What Are the Awakening Factors?
This course is designed around the natural momentum of this sequence of seven wholesome mental factors. As we strengthen one factor, we may find that next in the series arises naturally.
It's mindfulness that sets the sequence of awakening factors in motion. Additionally, the other awakening factors can all be seen as dimensions of mindfulness. So mindfulness is pivotal. We turn towards our experience and begin to deepen in acceptance and understanding. We stop rushing outside of ourselves with craving and reactivity and allow body, heart, and mind into awareness more fully. When this happens the awakening factors can come forward as natural, wise responses.
When mindfulness is present we feel settled in the midst of experience. We become naturally curious. We notice what mind states are present and their results, we see the outcomes of our actions and habits. This is the awakening factor of investigation arising and it leads us to greater wisdom, freedom, and energy.
Through an interest in the mind and phenomena we start to feel energized. This can show up as a feeling of lightness in the body or mind. It can be persistence and effort, dedication. It can also refer to an increased willingness to be with our experience mindfully. Meditation can put us in touch with some beautiful and some very challenging experiences. This quality of persistence keeps us going even when the level of energy in the body and mind feels low.

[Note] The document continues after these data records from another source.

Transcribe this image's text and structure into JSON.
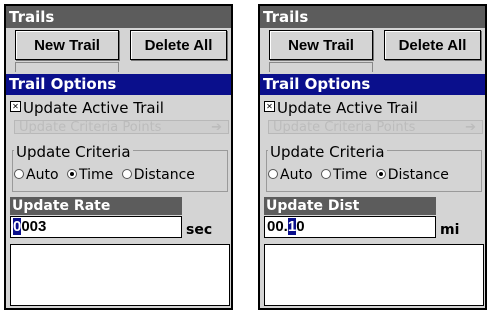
{
  "panels": [
    {
      "header": "Trails",
      "buttons": {
        "new_trail": "New Trail",
        "delete_all": "Delete All"
      },
      "options_header": "Trail Options",
      "checkbox_label": "Update Active Trail",
      "checkbox_checked": true,
      "ghost_dropdown": "Update Criteria Points",
      "group_title": "Update Criteria",
      "radio_options": [
        "Auto",
        "Time",
        "Distance"
      ],
      "radio_selected": "Time",
      "field_label": "Update Rate",
      "field_value_cursor": "0",
      "field_value_rest": "003",
      "field_unit": "sec"
    },
    {
      "header": "Trails",
      "buttons": {
        "new_trail": "New Trail",
        "delete_all": "Delete All"
      },
      "options_header": "Trail Options",
      "checkbox_label": "Update Active Trail",
      "checkbox_checked": true,
      "ghost_dropdown": "Update Criteria Points",
      "group_title": "Update Criteria",
      "radio_options": [
        "Auto",
        "Time",
        "Distance"
      ],
      "radio_selected": "Distance",
      "field_label": "Update Dist",
      "field_value_before": "00.",
      "field_value_cursor": "1",
      "field_value_after": "0",
      "field_unit": "mi"
    }
  ],
  "colors": {
    "title_bar": "#5c5c5c",
    "highlight": "#0a0f8c",
    "background": "#d4d4d4"
  },
  "icons": {
    "checkbox": "x-check-icon",
    "radio": "radio-dot-icon",
    "dropdown": "arrow-right-icon"
  }
}
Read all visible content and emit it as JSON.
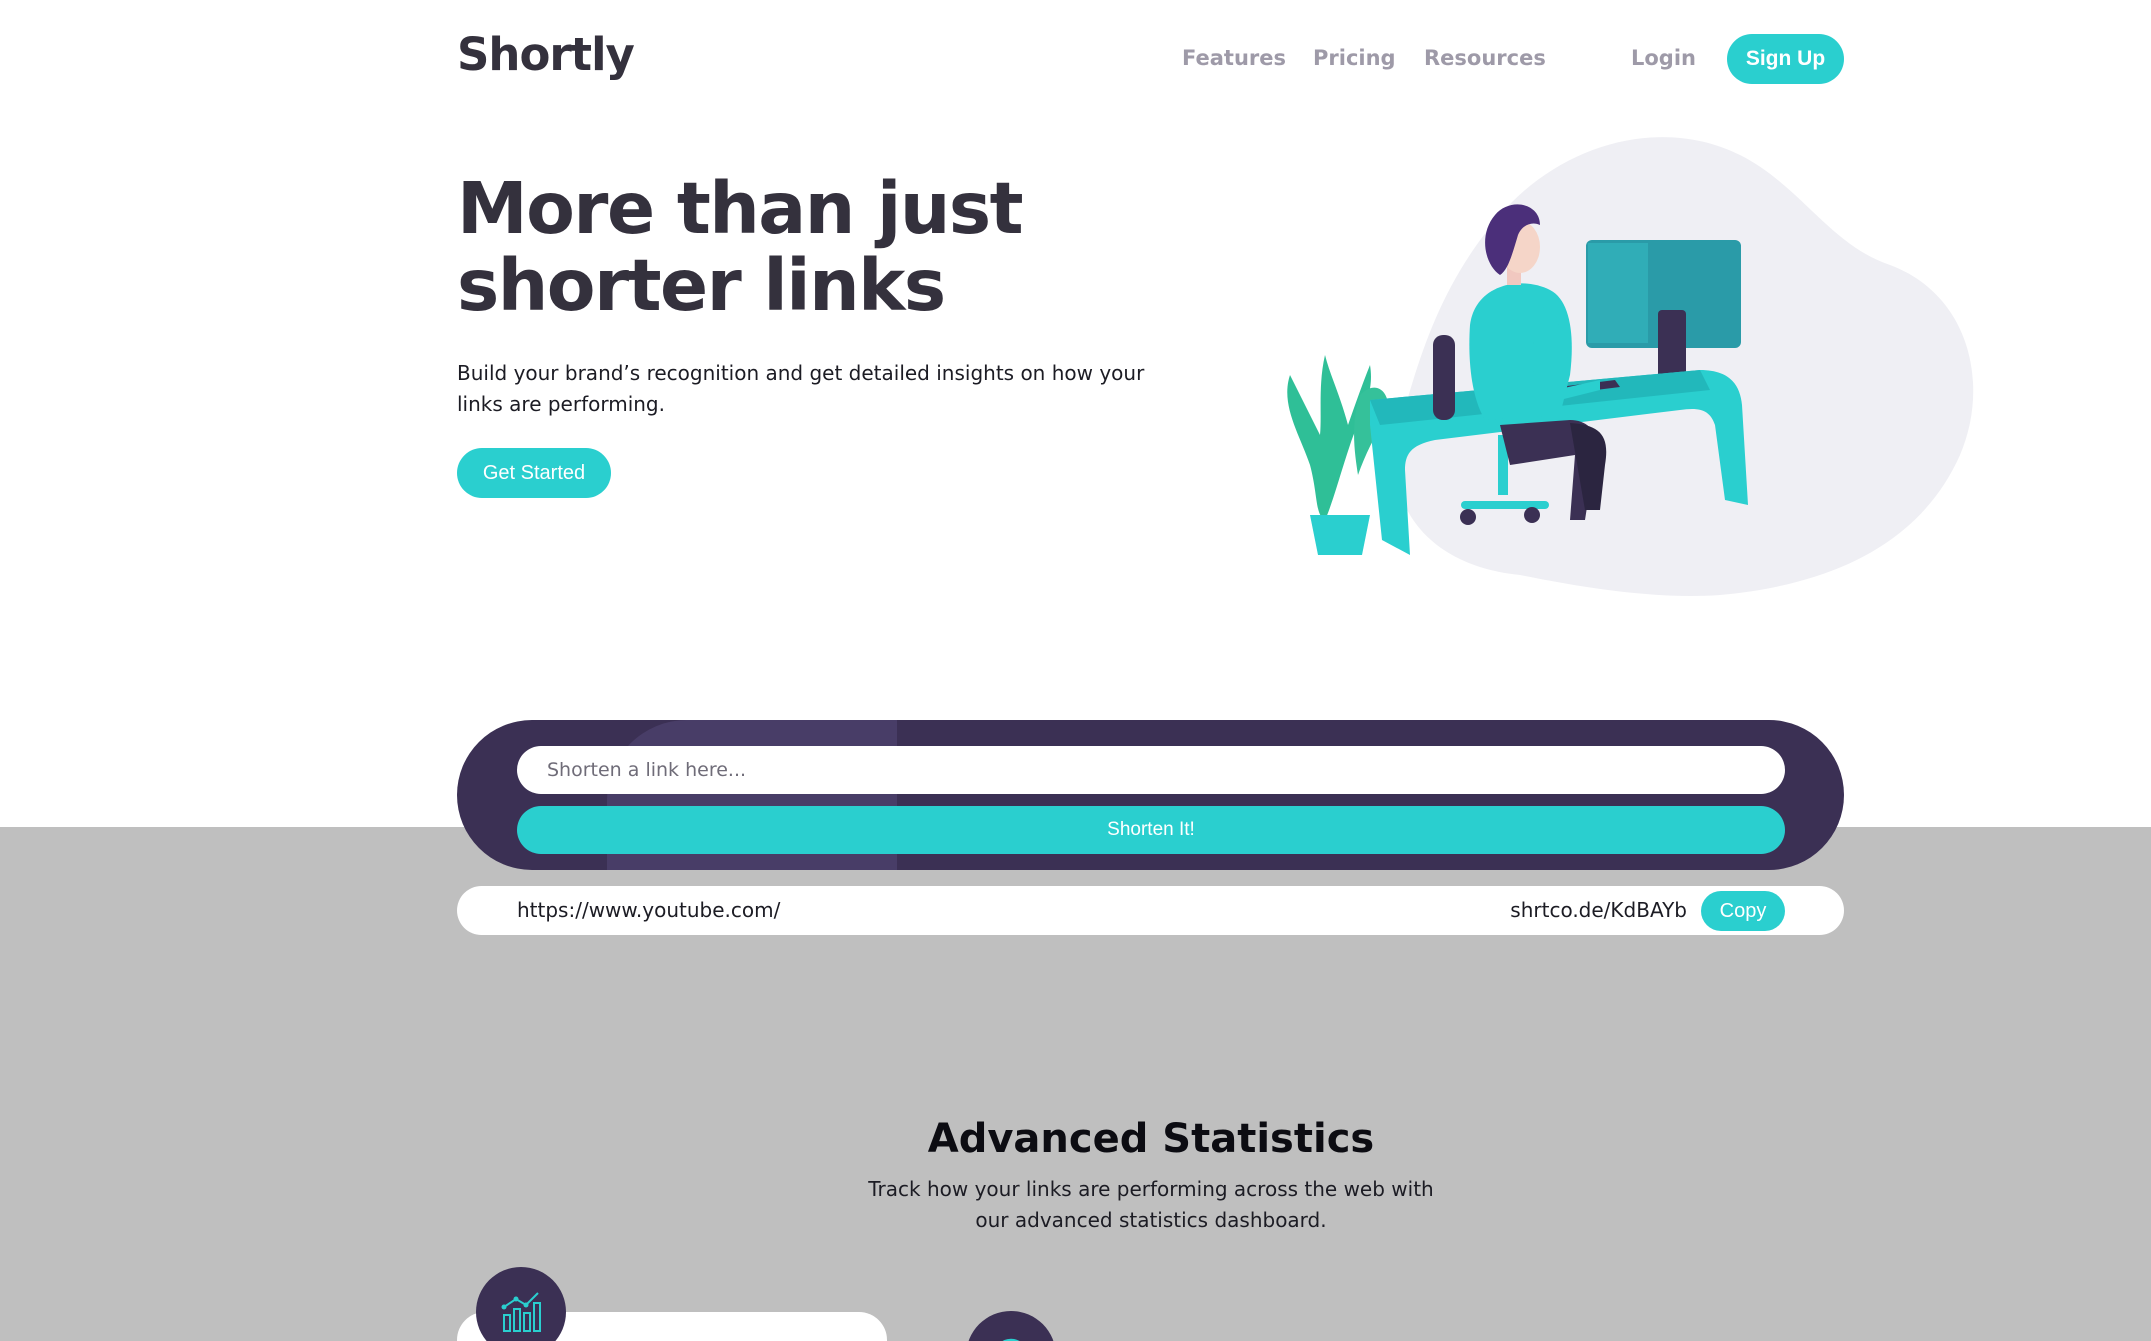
{
  "header": {
    "logo": "Shortly",
    "nav": {
      "features": "Features",
      "pricing": "Pricing",
      "resources": "Resources",
      "login": "Login",
      "signup": "Sign Up"
    }
  },
  "hero": {
    "title": "More than just shorter links",
    "subtitle": "Build your brand’s recognition and get detailed insights on how your links are performing.",
    "cta": "Get Started"
  },
  "shorten": {
    "placeholder": "Shorten a link here...",
    "button": "Shorten It!"
  },
  "results": [
    {
      "original": "https://www.youtube.com/",
      "short": "shrtco.de/KdBAYb",
      "copy": "Copy"
    }
  ],
  "statistics": {
    "title": "Advanced Statistics",
    "subtitle": "Track how your links are performing across the web with our advanced statistics dashboard.",
    "icons": [
      "chart-icon",
      "speedometer-icon"
    ]
  },
  "colors": {
    "accent": "#2acfcf",
    "dark_violet": "#3b3054",
    "gray_band": "#bfbfbf"
  }
}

It is through willingness to be with experience that we become appreciative, and so more sensitive to joy. We become grateful for moments in which there is no particular difficulty present. We find a deep-seated wonder that does not depend on outward conditions. We taste life wholeheartedly, and through this the mind, heart, and body feel refreshed and resourced.
The experience of joy has a settling effect on the mind and heart. We experience deep stillness even in the midst of a busy day. We relax the tendency to lean forward into the future or backwards into the past. We rest in the moment. Aware. At ease. This sense of quiet appreciation allows the heart to settle even more.
Calmed and soothed through abiding in tranquility, the mind begins to unify. Those parts of us that have been scattered by the sensory world, by busyness and distress, come back into coalescence. We begin to feel whole again, and to heal. Our intentionality and steadiness of mind returns. The mind becomes pliant and wieldy: well-suited to inquiry. We feel gathered and collected. A mind that's unified in this way is a gateway to liberating insight, to wisdom.
It's said that peace is the highest happiness. The fruit of wisdom, of liberating insight, is equanimity. And this is often understood to be the goal of the Buddhist path – nibbana itself. Life, by its nature, is uncertain and unreliable. But as our practice of the awakening factors gathers momentum we develop a deep understanding of ourselves and of change, and out of this understanding flowers equanimity. We cease clinging. The fires within cool. There is peace at last.